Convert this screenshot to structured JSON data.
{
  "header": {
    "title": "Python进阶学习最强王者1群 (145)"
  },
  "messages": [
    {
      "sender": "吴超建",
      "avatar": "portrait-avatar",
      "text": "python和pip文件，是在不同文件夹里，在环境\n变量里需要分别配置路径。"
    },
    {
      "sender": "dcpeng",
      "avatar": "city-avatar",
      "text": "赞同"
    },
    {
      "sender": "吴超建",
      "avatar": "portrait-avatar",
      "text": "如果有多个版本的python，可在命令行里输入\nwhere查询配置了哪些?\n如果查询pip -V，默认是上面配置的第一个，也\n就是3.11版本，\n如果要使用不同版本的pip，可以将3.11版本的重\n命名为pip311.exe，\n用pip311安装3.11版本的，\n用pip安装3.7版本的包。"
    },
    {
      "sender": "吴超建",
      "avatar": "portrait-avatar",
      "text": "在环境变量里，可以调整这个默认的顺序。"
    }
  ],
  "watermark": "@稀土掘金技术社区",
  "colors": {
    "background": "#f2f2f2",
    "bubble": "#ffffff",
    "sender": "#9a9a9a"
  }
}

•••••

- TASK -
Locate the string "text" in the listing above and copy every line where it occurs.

- OUTPUT OF THE EXERCISE -
      "text": "python和pip文件，是在不同文件夹里，在环境\n变量里需要分别配置路径。"
      "text": "赞同"
      "text": "如果有多个版本的python，可在命令行里输入\nwhere查询配置了哪些?\n如果查询pip -V，默认是上面配置的第一个，也\n就是3.11版本，\n如果要使用不同版本的pip，可以将3.11版本的重\n命名为pip311.exe，\n用pip311安装3.11版本的，\n用pip安装3.7版本的包。"
      "text": "在环境变量里，可以调整这个默认的顺序。"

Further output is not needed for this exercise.